While the potential benefits of new applications using augmented reality seem endless, there are equally as many potential risk factors in play, and advances in developing new augmented reality technology are coming faster than researchers can track the long-term effects of their use. The clearest risk of augmented reality is that users may inadvertently ignore the hazards of navigating in the real world—as an example, becoming so immersed in a game like Pokemon Go while operating a vehicle that the immediate needs of safe driving fall by the wayside. Likewise, augmented reality might cause users to misjudge the speed of oncoming cars or other road obstructions, as well as to underestimate the user’s own reaction time to oncoming obstacles. There is also emerging evidence that extended use of augmented reality devices might cause some users to experience problems faced by the visually impaired, including reduced depth of focus, loss of peripheral vision, decreased reaction time, and changes in the perception of both distance and speed. The risks of augmented reality hardware to impair user vision over time and extended use suggest that both the designers of these devices and the users of AR devices should both exercise caution and moderation until the data can be collected, tracking the long-term effects of use on users of all age demographics and across the spectrum of physical ability.

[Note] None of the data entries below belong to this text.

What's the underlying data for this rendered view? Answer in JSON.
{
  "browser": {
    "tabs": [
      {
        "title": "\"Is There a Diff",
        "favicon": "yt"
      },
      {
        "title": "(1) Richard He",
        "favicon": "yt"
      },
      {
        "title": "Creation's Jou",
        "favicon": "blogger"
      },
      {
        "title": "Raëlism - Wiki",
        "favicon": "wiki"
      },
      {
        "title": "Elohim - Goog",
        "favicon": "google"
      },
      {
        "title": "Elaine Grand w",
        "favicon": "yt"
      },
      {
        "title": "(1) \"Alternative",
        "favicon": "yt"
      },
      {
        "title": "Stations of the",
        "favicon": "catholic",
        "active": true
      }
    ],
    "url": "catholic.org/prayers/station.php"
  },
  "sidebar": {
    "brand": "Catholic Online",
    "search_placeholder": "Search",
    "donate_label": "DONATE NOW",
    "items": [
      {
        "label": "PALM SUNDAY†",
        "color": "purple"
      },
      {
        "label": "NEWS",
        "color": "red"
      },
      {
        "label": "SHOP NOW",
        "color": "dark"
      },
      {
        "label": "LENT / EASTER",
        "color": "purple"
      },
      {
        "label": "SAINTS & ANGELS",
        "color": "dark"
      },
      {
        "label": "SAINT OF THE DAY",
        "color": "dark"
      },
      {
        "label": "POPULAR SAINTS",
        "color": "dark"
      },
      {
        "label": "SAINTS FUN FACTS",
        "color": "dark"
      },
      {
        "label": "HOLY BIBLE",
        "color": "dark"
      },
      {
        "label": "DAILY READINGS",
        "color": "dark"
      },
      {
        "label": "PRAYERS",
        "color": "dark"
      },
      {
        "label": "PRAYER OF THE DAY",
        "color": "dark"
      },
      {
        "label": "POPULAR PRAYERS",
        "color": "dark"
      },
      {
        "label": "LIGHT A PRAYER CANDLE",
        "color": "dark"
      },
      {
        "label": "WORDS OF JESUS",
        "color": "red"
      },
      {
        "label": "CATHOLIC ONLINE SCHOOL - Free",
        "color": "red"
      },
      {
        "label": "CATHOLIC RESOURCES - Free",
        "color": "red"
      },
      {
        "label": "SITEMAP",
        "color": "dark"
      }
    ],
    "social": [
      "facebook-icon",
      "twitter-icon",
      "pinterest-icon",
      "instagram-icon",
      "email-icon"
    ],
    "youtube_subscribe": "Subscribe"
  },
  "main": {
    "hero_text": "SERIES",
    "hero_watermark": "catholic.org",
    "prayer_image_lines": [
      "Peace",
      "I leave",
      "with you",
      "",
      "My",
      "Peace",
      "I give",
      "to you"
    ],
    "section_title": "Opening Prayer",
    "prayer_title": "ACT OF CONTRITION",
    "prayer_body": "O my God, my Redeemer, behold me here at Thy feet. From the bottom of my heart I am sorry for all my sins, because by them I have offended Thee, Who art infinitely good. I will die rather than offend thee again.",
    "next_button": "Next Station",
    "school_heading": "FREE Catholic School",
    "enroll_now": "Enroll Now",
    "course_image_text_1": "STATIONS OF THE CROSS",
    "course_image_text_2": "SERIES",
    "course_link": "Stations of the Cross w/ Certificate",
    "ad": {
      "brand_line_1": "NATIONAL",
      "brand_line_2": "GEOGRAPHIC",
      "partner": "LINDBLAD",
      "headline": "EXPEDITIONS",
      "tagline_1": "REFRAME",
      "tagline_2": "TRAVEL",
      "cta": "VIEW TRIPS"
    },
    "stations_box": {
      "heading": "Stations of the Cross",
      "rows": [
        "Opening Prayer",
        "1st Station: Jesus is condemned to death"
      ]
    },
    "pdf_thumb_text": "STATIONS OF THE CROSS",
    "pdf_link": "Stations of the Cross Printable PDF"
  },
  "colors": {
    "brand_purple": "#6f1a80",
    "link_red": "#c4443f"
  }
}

In 2004, the debut of Google Earth revealed yet another potential risk of augmented reality, with a number of countries expressing concern over the “sight sensitive” locations and objects in the Google Earth database—places and structures that simply allowing one’s enemies to see would compromise their security. In 2007, private individuals expressed similar concerns with regard to the debut of Google Street View and whether the detail revealed in the Google databases could compromise citizen privacy. These concerns are inextricably interwoven with the concept of “geotagging”—the ability for anyone to freely associate virtual information with physical locations, and then anonymously share it with others. This ability opens up countless doors for augmented reality to be used in unintended, illegal way. Because augmented reality toes the fine line of “free speech”, there’s a very real risk that nefarious users might opt to exercise their right to “free speech” by “geotagging” public or private buildings with the virtual content of their choosing, and having the ability to filter who has access to this information—but not allowing access to remove the information. In theory, businesses and citizens could be targeted by hostile users in the virtual world and the repercussions could very well play out in the “real world.” While there are very real benefits to the ability to geotag locations with unbiased information, the bigger risk is that negative use of this ability will overwhelm any potential benefits. Spiteful neighbors, paparazzi, stalkers, cyber-bullies, vigilantes, and criminal offenders all have equal access to geotagging information, and the truth of the matter is that many business owners and private citizens just don’t know what kind of geotagged information is attached to their residences or places of business. While developers of augmented reality devices tout their use in law enforcement and national security applications, the dark flipside to those applications is that this information is also accessible to gangs, organized crime, vice, and other criminal elements, to say nothing of providing another information stream for the Department of Homeland Security and Department of Defense to monitor.